Data Science

Chirag Manghani

School of Information

Chirag is a 2nd year graduate at the I-School. Proficient in Python, Java, R, and SQL, he navigates software application development, machine learning and data science. His keen interest lies in data analysis and statistical methods, driving him to bridge theory and practice seamlessly. Chirag's dedication to excellence, adaptable mindset, and innate curiosity define him as a dynamic problem solver in the ever-evolving tech landscape.

Nicolas Nunez-Sahr


I lived in Santiago, Chile until I graduated from high school, and then moved to the US for undergrad at Stanford, where I obtained a Bachelor’s degree from the Statistics Department. I then worked as a Data Scientist in an NLP startup that was based in Bend, OR, which analyzed news articles. I love playing soccer, volleyball, table tennis, flute, guitar, latin music, and meeting new people. I want to get better at mountain biking, whitewater kayaking, chess and computer vision. I find nature astounding, and love finding sources of inspiration.

Gaby May Lagunes


Hello! I’m Gaby (she/her). I am PhD student at the ESPM department, I hold a masters in Data Science and Information from the Berkeley ISchool and I have 5+ years of industrial experience in different data roles. Before that I got a masters in Engineering for International Development and an undergraduate degree in Physics from University College London. And somewhere between all that I got married, survived the pandemic, and had two awesome boys. I’m very excited to help you use data to enhance your work and your experience here at Berkeley!

Thomas Lai

School of Information

I am a Product Engineer passionate about applying engineering, data science, machine learning, and problem-solving principles to improve device performance and solve complex challenges. With experience in statistical analysis, lab bench automation, and Python scripting, I have developed a strong technical skill set that allows me to make meaningful contributions to any project. Beyond my work, I am also passionate about exploring new topics and ideas, from the latest technology trends to how to improve the overall well-being of humans. I enjoy applying the first principle to any...

Introduction to Propensity Score Matching with MatchIt
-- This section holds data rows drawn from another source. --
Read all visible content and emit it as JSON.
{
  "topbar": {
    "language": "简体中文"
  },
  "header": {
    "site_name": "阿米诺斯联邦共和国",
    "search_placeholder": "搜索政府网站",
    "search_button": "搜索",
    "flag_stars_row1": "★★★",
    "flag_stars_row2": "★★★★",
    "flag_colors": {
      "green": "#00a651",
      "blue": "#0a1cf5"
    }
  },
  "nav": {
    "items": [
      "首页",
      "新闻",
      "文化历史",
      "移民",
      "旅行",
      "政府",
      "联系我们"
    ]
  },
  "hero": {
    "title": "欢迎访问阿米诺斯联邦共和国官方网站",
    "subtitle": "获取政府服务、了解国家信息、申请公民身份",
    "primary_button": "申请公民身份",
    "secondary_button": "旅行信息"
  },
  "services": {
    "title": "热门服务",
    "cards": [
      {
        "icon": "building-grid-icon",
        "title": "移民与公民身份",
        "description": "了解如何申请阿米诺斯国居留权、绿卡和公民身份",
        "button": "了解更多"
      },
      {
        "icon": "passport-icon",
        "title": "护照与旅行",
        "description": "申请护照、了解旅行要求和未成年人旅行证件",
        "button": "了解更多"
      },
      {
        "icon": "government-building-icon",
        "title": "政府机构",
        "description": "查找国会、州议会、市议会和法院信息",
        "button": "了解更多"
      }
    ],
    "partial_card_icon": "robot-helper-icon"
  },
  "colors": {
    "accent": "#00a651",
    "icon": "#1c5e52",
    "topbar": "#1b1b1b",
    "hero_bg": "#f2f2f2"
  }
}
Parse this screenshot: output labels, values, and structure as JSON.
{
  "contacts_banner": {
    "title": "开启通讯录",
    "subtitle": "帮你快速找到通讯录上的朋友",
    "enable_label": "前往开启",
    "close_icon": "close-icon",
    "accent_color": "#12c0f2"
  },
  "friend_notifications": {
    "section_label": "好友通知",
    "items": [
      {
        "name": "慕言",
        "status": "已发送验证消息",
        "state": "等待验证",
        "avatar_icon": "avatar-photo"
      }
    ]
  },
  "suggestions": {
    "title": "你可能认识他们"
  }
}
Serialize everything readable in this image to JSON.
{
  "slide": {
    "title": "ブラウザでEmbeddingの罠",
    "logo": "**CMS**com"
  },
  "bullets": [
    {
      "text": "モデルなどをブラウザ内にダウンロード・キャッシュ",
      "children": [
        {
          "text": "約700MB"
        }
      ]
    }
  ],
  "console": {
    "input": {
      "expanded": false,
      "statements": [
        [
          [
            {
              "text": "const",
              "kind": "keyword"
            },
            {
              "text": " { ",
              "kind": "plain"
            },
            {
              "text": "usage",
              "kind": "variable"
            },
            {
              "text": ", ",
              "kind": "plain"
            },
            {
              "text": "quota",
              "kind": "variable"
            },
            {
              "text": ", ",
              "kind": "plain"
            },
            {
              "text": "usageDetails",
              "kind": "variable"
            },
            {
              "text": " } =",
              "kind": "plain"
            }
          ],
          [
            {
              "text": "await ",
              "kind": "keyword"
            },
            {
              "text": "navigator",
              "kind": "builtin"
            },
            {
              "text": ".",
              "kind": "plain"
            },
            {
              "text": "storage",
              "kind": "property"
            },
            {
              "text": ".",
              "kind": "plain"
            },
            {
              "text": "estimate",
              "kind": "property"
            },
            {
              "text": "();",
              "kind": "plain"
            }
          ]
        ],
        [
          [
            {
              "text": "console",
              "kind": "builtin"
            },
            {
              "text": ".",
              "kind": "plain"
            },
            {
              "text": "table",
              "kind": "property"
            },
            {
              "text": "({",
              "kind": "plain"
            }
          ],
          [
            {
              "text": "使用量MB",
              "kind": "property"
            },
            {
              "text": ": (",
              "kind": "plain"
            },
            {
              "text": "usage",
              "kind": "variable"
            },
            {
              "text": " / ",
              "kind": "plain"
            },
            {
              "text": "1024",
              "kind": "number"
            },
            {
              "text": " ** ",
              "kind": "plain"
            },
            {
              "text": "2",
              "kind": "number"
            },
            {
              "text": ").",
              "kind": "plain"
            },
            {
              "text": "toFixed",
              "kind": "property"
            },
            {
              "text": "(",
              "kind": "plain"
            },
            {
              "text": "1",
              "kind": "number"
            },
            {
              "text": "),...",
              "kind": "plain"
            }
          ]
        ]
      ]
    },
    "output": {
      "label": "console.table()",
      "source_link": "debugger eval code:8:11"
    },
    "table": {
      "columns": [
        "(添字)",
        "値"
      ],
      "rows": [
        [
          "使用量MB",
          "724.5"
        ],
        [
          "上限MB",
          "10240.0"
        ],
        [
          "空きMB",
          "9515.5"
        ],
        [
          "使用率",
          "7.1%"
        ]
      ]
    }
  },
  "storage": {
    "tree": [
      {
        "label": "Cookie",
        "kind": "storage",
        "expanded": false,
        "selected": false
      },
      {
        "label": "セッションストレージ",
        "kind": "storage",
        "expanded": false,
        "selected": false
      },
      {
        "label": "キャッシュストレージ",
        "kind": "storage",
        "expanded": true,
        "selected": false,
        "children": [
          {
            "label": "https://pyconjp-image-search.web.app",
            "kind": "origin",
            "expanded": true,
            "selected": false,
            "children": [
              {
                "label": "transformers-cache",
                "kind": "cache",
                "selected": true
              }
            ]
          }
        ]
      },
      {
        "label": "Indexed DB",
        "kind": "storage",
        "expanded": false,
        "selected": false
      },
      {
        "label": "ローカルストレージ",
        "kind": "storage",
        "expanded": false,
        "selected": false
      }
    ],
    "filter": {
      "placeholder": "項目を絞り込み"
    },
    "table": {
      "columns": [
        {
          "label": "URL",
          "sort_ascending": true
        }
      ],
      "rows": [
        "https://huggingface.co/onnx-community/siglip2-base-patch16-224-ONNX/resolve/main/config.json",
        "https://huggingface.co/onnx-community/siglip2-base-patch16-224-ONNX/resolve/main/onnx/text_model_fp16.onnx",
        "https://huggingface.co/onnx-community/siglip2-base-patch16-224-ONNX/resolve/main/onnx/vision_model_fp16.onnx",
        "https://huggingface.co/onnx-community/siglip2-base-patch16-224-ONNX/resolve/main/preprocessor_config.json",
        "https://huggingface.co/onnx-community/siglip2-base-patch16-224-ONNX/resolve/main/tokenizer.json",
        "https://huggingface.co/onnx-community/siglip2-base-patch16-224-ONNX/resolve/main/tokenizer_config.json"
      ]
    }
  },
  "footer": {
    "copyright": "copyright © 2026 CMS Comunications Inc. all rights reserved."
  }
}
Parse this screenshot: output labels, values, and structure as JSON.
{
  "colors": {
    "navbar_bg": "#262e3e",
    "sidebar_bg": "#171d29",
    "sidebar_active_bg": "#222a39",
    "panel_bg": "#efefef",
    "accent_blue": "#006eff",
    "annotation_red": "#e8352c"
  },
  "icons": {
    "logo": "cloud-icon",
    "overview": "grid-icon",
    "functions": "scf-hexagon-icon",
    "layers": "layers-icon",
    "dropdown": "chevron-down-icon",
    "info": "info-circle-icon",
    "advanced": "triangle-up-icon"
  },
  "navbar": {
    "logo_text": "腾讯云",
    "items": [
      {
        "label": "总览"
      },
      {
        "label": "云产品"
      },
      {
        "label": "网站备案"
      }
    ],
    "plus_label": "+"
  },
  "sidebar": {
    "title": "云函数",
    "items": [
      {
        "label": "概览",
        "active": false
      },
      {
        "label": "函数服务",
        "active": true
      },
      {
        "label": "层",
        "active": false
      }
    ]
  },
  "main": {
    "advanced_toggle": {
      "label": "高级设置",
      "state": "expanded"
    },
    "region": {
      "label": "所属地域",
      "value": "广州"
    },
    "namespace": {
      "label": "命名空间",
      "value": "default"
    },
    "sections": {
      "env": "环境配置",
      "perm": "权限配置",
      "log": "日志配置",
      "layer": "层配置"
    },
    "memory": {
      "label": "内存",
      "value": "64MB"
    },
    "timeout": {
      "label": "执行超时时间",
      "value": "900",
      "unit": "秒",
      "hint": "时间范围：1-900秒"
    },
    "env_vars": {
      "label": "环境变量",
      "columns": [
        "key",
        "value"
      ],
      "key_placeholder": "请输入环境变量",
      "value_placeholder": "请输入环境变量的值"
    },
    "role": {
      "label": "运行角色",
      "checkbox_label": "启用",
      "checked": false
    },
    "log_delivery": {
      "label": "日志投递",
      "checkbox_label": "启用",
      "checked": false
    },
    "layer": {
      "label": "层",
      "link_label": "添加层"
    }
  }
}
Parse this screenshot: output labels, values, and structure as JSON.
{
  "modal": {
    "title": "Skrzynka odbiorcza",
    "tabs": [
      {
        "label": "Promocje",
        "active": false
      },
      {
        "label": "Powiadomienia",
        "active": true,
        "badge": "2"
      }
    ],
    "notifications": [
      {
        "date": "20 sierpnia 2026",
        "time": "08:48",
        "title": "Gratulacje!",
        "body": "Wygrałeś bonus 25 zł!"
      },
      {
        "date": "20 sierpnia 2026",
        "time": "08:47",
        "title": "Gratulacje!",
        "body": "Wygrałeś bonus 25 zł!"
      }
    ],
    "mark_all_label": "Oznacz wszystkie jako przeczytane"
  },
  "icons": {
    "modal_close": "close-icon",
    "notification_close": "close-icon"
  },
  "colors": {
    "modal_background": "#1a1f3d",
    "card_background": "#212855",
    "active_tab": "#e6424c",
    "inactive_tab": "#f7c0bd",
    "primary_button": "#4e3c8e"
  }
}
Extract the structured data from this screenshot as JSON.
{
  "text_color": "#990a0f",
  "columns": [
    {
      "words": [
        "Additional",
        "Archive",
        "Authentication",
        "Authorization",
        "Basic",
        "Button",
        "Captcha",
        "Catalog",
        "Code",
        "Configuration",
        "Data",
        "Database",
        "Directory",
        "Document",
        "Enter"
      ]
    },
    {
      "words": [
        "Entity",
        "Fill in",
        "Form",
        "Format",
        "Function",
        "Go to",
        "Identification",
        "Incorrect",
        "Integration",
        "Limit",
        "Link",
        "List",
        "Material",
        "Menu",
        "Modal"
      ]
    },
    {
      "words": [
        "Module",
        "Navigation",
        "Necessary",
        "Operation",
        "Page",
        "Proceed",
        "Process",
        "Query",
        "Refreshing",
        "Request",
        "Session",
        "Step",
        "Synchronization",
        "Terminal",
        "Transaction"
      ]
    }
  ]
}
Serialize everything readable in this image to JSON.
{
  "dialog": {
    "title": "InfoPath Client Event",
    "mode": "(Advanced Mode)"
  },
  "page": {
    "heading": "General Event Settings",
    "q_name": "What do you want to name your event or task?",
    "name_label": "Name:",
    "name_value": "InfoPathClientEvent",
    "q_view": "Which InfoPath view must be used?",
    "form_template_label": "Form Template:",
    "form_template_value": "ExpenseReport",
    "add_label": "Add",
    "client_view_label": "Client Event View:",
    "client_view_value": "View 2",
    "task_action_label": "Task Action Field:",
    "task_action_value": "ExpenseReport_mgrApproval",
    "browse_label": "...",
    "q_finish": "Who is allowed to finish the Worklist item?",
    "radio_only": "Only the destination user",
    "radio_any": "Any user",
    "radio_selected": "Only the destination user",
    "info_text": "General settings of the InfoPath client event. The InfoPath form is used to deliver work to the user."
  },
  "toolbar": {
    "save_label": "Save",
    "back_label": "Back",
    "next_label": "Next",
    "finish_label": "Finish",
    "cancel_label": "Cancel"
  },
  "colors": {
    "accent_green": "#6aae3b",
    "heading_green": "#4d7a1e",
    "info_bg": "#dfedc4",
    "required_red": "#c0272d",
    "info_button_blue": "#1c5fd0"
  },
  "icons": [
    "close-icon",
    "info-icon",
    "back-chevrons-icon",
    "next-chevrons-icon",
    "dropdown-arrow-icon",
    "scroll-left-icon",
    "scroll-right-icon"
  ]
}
April 1, 2024
by Alex Ramiller. When working with observational (i.e. non-experimental) data, it is often challenging to establish the existence of causal relationships between interventions and outcomes. Propensity Score Matching (PSM) provides a powerful tool for causal inference with observational data, enabling the creation of comparable groups that allow us to directly measure the impact of an intervention. This blog post introduces MatchIt – a software package that provides all of the necessary tools for conducting Propensity Score Matching in R – and provides step-by-step instructions on how to conduct and evaluate matches.

R Fundamentals: Parts 1-4

April 29, 2024, 9:00am
This workshop is a four-part introductory series that will teach you R from scratch with clear introductions, concise examples, and support documents. You will learn how to download and install the open-sourced R Studio software, understand data and basic manipulations, import and subset data, explore and visualize data, and understand the basics of automation in the form of loops and functions. After completion of this workshop you will have a foundational understanding to create, organize, and utilize workflows for your personal research.

Python Fundamentals: Parts 1-3

April 29, 2024, 2:00pm
This three-part interactive workshop series is your complete introduction to programming Python for people with little or no previous programming experience. By the end of the series, you will be able to apply your knowledge of basic principles of programming and data manipulation to a real-world social science application.

Computational Social Science in a Social World: Challenges and Opportunities

March 26, 2024
by José Aveldanes. The rise of AI, Machine Learning, and Data Science are harbingers of the need for a significant shift in social science research. Computational Social Science enables us to go beyond traditional methods such as Ordinary Least Squares, which face challenges in addressing complexities of social phenomena, particularly in modeling nonlinear relationships and managing high-dimensionality data. This paradigmatic shift requires that we embrace these new tools to understand social life and necessitates understanding methodological and ethical challenges, including bias and representation. The integration of these technologies into social science research calls for a collaborative approach among social scientists, technologists, and policymakers to navigate the associated risk and possibilities of these new tools.

GPT Fundamentals

April 17, 2024, 3:00pm
This workshop offers a general introduction to the GPT (Generative Pretrained Transformers) model. We will explore how they reflect and shape our cultural narratives and social interactions, and which drawbacks and constraints they have.

Using Big Data for Development Economics

March 18, 2024
by Leïla Njee Bugha. The proliferation of new sources of data emerging from 20th and 21st century technologies such as social media, internet, and mobile phones offers new opportunities for development economics research. Where such research was limited or impeded by existing data gaps or limited statistical capacity, big data can be used as a stopgap and help accurately quantify economic activity and inform policymaking in many different fields of research. Reduced cost and improved reliability are some key benefits of using big data for development economics, but as with all research designs, it requires thoughtful consideration of potential risks and harms.